Buprenorphine is used in medication-assisted treatment (MAT), which uses Suboxone along with counseling and behavioral therapies to help people end opioid dependency.
While Suboxone helps opioid-dependent people recover, it is habit-forming if users are not careful. According to SAMHSA, there is potential for the medication to be misused, particularly by people who do not have opioid use disorder. People who misuse and/or abuse the drug do so because they want to feel euphoria, reduced pain, or calm and relaxed. Some people may also use the drugs to help them manage cravings for other opioids and drugs.
When buprenorphine is injected, the effects of naloxone can bring on opioid withdrawal symptoms in users, SAMHSA says. Abusing the drug includes but is not limited to taking the medication outside of a prescription; taking the medication longer than prescribed; buying, selling, or trading Suboxone, which is illegal, or using it with other drugs, such as alcohol and other opioids.
Signs of abuse include insomnia, watery eyes, diarrhea, fever, sweating, slurred speech, memory impairment issues. Abuse can become an addiction.

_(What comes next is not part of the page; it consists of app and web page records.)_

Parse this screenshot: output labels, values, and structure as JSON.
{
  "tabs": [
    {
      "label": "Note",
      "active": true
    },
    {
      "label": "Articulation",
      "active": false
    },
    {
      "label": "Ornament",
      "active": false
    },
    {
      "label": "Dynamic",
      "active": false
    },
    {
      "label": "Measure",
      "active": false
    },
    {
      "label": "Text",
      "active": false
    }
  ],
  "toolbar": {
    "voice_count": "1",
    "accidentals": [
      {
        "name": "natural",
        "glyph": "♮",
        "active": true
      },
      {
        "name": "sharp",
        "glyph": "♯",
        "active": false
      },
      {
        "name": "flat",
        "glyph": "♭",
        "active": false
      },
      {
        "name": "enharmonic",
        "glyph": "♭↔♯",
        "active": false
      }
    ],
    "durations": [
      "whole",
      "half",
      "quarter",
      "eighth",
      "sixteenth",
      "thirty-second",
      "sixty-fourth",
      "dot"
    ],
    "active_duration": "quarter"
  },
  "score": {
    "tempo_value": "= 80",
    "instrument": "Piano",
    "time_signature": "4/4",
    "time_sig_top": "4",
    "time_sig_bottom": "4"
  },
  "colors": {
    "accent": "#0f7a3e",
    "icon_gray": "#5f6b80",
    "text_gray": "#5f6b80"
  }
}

A clear sign of Suboxone addiction is when users go into withdrawal when they stop using the drug or reduce their use. These withdrawals signal changes in the body and brain as both adjust to not having the drug in the amounts they have become accustomed to. It is recommended that Suboxone users avoid quitting the drug abruptly after long-term use. Doing so can lead to a relapse, which can bring on other problems. Instead of going cold turkey to end Suboxone dependence, users are advised to seek treatment at a reputable drug rehabilitation facility.

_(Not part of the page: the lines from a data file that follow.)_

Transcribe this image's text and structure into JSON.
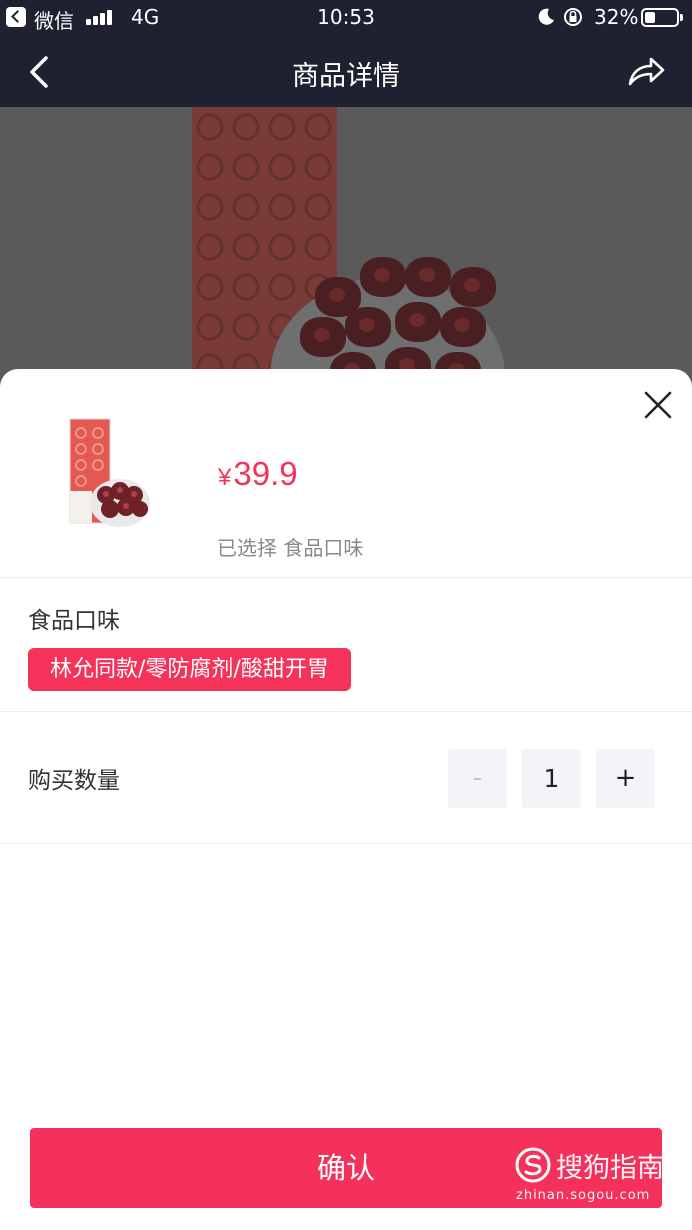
{
  "status_bar": {
    "carrier": "微信",
    "network": "4G",
    "time": "10:53",
    "battery_percent": "32%"
  },
  "nav": {
    "title": "商品详情"
  },
  "product": {
    "currency": "¥",
    "price": "39.9",
    "selected_text": "已选择 食品口味"
  },
  "flavor": {
    "label": "食品口味",
    "options": [
      "林允同款/零防腐剂/酸甜开胃"
    ],
    "selected_index": 0
  },
  "quantity": {
    "label": "购买数量",
    "minus": "-",
    "value": "1",
    "plus": "+"
  },
  "confirm_label": "确认",
  "watermark": {
    "name": "搜狗指南",
    "url": "zhinan.sogou.com"
  },
  "colors": {
    "accent": "#f5335a",
    "header_bg": "#1f2130"
  },
  "icons": [
    "back-app-icon",
    "signal-icon",
    "moon-icon",
    "rotation-lock-icon",
    "battery-icon",
    "back-arrow-icon",
    "share-icon",
    "close-icon",
    "sogou-logo-icon"
  ]
}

People who can’t seem to stop using Suboxone likely have developed a dependence. Addiction treatment should be customized to suit what’s in the best interests of the individual’s needs and situation. Upon entering treatment, one will find a medical detox is the first step to recovery. During this three- to seven-day period, a person will be gradually tapered off Suboxone use to ensure the weaning process is done correctly. Doctors and nurses remain on hand 24/7 to monitor the recovering individual. They may administer medications that address withdrawal symptoms so medical stability can be attained.

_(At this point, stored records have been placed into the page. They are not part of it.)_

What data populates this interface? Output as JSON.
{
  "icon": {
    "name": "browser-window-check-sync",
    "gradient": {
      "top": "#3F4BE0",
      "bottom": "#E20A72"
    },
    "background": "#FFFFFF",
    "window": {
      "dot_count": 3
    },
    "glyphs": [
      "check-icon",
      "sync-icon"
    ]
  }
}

After the detox stage is complete, clients will be presented with treatment options based on their personal evaluation. All options promote a focus on addiction recovery. Depending on the severity and seriousness of one’s Suboxone use, a long-term residential or inpatient treatment program may be recommended. If the person is in the early stages of Suboxone addiction or has a mild case of it, then the person may benefit more from a shorter-term outpatient treatment program that allows treatment with more flexibility.
Both options allow recovering substance users to receive therapy and counseling they need to address their addictions and learn about the reasons for their substance use and what they can do to remain sober in the future.
Cognitive-behavioral therapy (CBT) is a commonly used psychotherapy that teaches recovering users how to change self-defeating thoughts and beliefs that are aligned with dysfunctional behaviors that encourage drug abuse. People in addiction treatment also gain a supportive community of addiction specialists and like-minded peers who also are committed to a new life in sobriety. Having such a network keeps many people focused on their goals and make them more attainable.
After treatment at a facility ends, clients are encouraged to continue aftercare treatment, which can be effective in staying away from drugs and alcohol, and triggers that have led to past use. This treatment includes outpatient treatment programs, alumni programs, support groups, and fellowships such as 12 steps.
Overdosing on Suboxone is hard to do, but it’s not impossible. It is more likely to happen when users abuse it along with other substances, such as alcohol and benzodiazepines. Combining lethal substances can gradually slow breathing and heart rate, induce coma, and even cause death.